Most managerial figures, CEO’s, Vice Chancellors of universities, landlords, media personalities, actors and politicians are white or white passing. The proportion of black people in these roles is minuscule, and that is not due to lack of ability. The skills and merits of white person can be absolutely equal to that of a black applicant; however the white person is often most likely to get the role. This isn’t always due to overt racism, but sometimes can be.
The proportion of black people in these roles face abuse and discrimination like no other. It only takes one look at the bullying Diane Abbot faces vs her fellow white peers who are clearly only sitting in government because their connections and heritage got them there.
Tokenism and box ticking in a way to aid diversity can also be a concern for many black people, as hiring someone on terms of fitting a company’s diversity margins discredits from the amount of work and effort the individual may have put into their work.
The constant need to learn
As mentioned above, it’s important not to get your education from the grassroots level. This does not mean relying on black people to host TED talks, write books or share their story in a fluffy podcast. It means doing the research yourself. Finding what is available and being grateful that black people have made the choice to produce this work for you to read, but not depending on it. It’s important to hear the stories from the people effected, but it is not their job to share their stories. Black people are not obliged to shout from the rooftops that their family has been at the brunt of racism for decades.
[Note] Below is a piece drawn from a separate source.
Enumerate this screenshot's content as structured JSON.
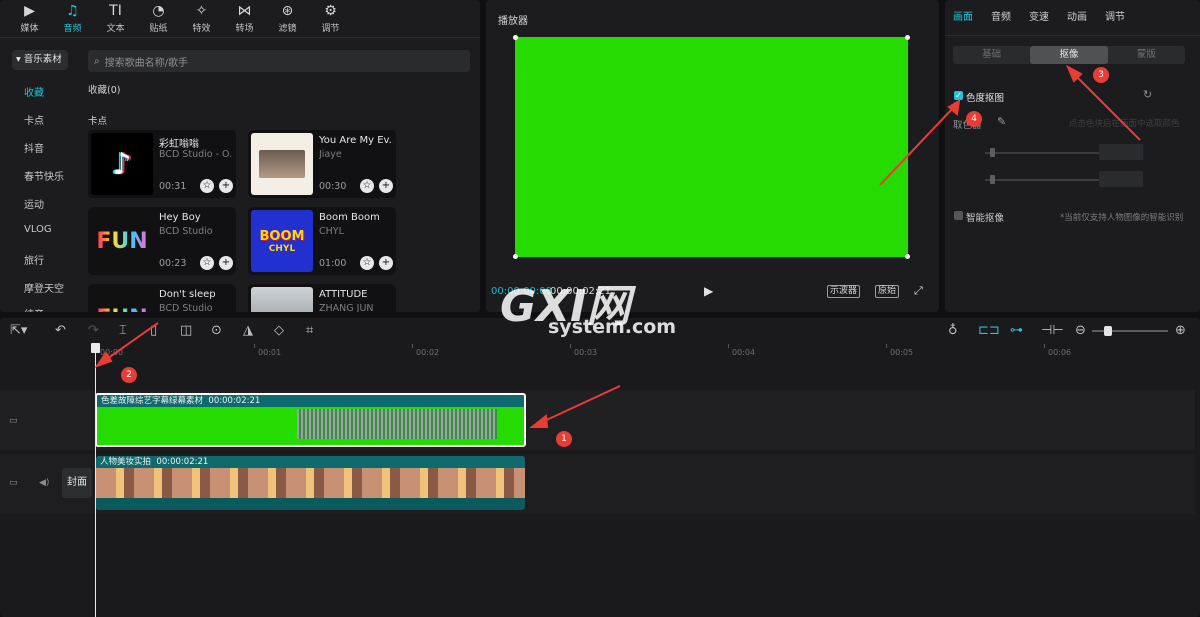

I am still very much in the infancy of learning. This is something that can’t be done by flicking through a few books and reading a tweet. I still will get things wrong, I still need to develop my understanding and continue to make better choices in my life to support the BLM movement. Getting things wrong and learning from it is more important than getting things wrong and sticking with your views. An open mind and a willingness to get uncomfortable with your own perceptions is the most crucial thing.
So when the BLM protests take place, consider the fact that this is something to learn from- rather than ridicule.
If you’re white or white passing, use your voice actively.
I didn’t want to write about the BLM movement, because I didn’t think it was right for a white person to write about it. But then I remembered that I have a voice, and if one person reads this and decides to change their views and educates themselves, then that is a good thing. It’s not up to black people to do the changing – it’s up to white people. We are the ones causing or involved in the problems, and we are the ones who need to change.